Made with semi-bleached wood fibers and cheaper recycled material, manila paper is generally used for making brown envelopes, folders, and other stationery items. However, another variant called true manila is used as filter paper or tea bags.
27. Banana Paper
Here’s another pick for the environmentally conscious!
As banana trees produce fruits once a year, the rest of the leaves and the tree (if cut down) end up creating a lot of waste. Hence, the waste banana fibers are turned into paper, thereby preventing pollution and deforestation.
Note that banana paper can be made in two ways- from the bark and from non-utilizable fruits and stems. As a result, the end products vary in properties, making them suitable for different purposes.
28. Cotton Paper
Cotton paper is used for maintaining important documents, archival copies, printed circuit boards, and more. This is because cotton fibers are stronger and more durable than wood pulp, offering better absorbency.
In fact, high-quality cotton papers can last for ages without much discoloration or any other signs of deterioration.

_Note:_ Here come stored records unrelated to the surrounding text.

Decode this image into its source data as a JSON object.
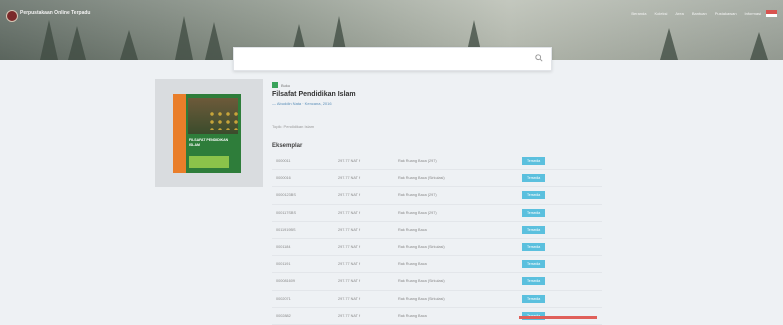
{
  "header": {
    "brand": "Perpustakaan Online Terpadu",
    "nav": [
      "Beranda",
      "Koleksi",
      "Area",
      "Bantuan",
      "Pustakawan",
      "Informasi"
    ]
  },
  "search": {
    "placeholder": ""
  },
  "book": {
    "badge": "Buku",
    "title": "Filsafat Pendidikan Islam",
    "author_line": "— Abuddin Nata · Kencana, 2016",
    "subject_line": "Topik: Pendidikan Islam",
    "cover_title": "FILSAFAT PENDIDIKAN ISLAM"
  },
  "copies_section": {
    "title": "Eksemplar",
    "rows": [
      {
        "code": "0000011",
        "loc": "297.77 NAT f",
        "place": "Rak Ruang Baca (297)",
        "status": "Tersedia"
      },
      {
        "code": "0000016",
        "loc": "297.77 NAT f",
        "place": "Rak Ruang Baca (Sirkulasi)",
        "status": "Tersedia"
      },
      {
        "code": "0000123BS",
        "loc": "297.77 NAT f",
        "place": "Rak Ruang Baca (297)",
        "status": "Tersedia"
      },
      {
        "code": "000117SBS",
        "loc": "297.77 NAT f",
        "place": "Rak Ruang Baca (297)",
        "status": "Tersedia"
      },
      {
        "code": "0011919BS",
        "loc": "297.77 NAT f",
        "place": "Rak Ruang Baca",
        "status": "Tersedia"
      },
      {
        "code": "0001184",
        "loc": "297.77 NAT f",
        "place": "Rak Ruang Baca (Sirkulasi)",
        "status": "Tersedia"
      },
      {
        "code": "0001191",
        "loc": "297.77 NAT f",
        "place": "Rak Ruang Baca",
        "status": "Tersedia"
      },
      {
        "code": "000081609",
        "loc": "297.77 NAT f",
        "place": "Rak Ruang Baca (Sirkulasi)",
        "status": "Tersedia"
      },
      {
        "code": "0002071",
        "loc": "297.77 NAT f",
        "place": "Rak Ruang Baca (Sirkulasi)",
        "status": "Tersedia"
      },
      {
        "code": "0002882",
        "loc": "297.77 NAT f",
        "place": "Rak Ruang Baca",
        "status": "Tersedia"
      }
    ]
  },
  "colors": {
    "status": "#5bc0de",
    "accent": "#e0605a",
    "tag": "#3aa35b"
  }
}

Thus, it is the ideal pick for making legal document papers.
This paper variety consists of multiple layers of paper and cloth along with a rough compound polished on one side. The grit sizes may vary according to the type of sandpaper you opt for. For reference, a larger number like 1200 denotes a grit, whereas a smaller number like 50 means rough grit.
Moreover, some of the abrasive compounds used in sandpaper are silicon carbide, aluminum oxide, garnet, and emery.
This is another one of the many paper types that one can find at home or in offices. Earlier wallpaper designs featured landscapes and extravagant designs, but nowadays, homeowners tend to opt for simpler and minimalistic patterns.
Different types of wallpapers are made using various manufacturing processes like digital printing, surface printing, gravure printing, rotary printing, and more. As a result, you can find wallpapers in different colors, patterns, and textures.
31. Blotting Paper
Blotting paper is also quite translucent and can be used to absorb liquids from surfaces and objects. Hence, one can use blotting paper to remove liquid from a microscope slide prior to observation, absorb sebum from the face, and more.
32. Food Paper
Candy wrapping paper, deli paper, fish paper, butcher’s wrapping paper- these are just a few types of food paper available out there. As the names suggest, each of these food papers is used to cover a particular food item for protection and storage. This is especially important during food deliveries and shipments.
33. Xuan Paper
Originating in China, Xuan paper was widely used by famous authors and artists, and their creations have survived until today due to the strength and quality of the paper. Despite the high tensile strength, the paper exhibits a soft and delicate texture, ideal for ancient paintings and Chinese calligraphy.
Moreover, the paper is highly resistant to corrosion and creasing.
34. Wrapping Paper
Available in rolls or flat packaged sheets, wrapping paper or gift wrap is a decorative type of paper used to cover gifts for birthdays, holidays, festivals, and special events. The designs on the paper are printed through the process of flexography or rotogravure.
35. Loose-Leaf Filler Paper
Commonly used in schools and universities, loose-leaf filler paper features printed horizontal lines and pre-punched holes, suitable for note-taking and writing assignments. It is designed so as to fit into binders and files, thereby allowing easy insertion and removal as and when required.
There you have it- 35 paper types and the properties which make one different from the other. Who would have thought there could be so many different papers around the world? This list contains just a fraction of the types of paper out there!
But as every description mentioned, manufacturing paper uses a lot of wood, fibers, and synthetic materials. As such, the paper industry is the fifth largest consumer of energy and contributes 40% of waste in the US.
So, technically, even if you’re using recycled paper, you’re still contributing to more pollution in the world. Hence, many brands have started offering an online flyer that buyers can check before a big launch or sale.
Consequently, you’ll be able to save more by shopping consciously and not impulsively!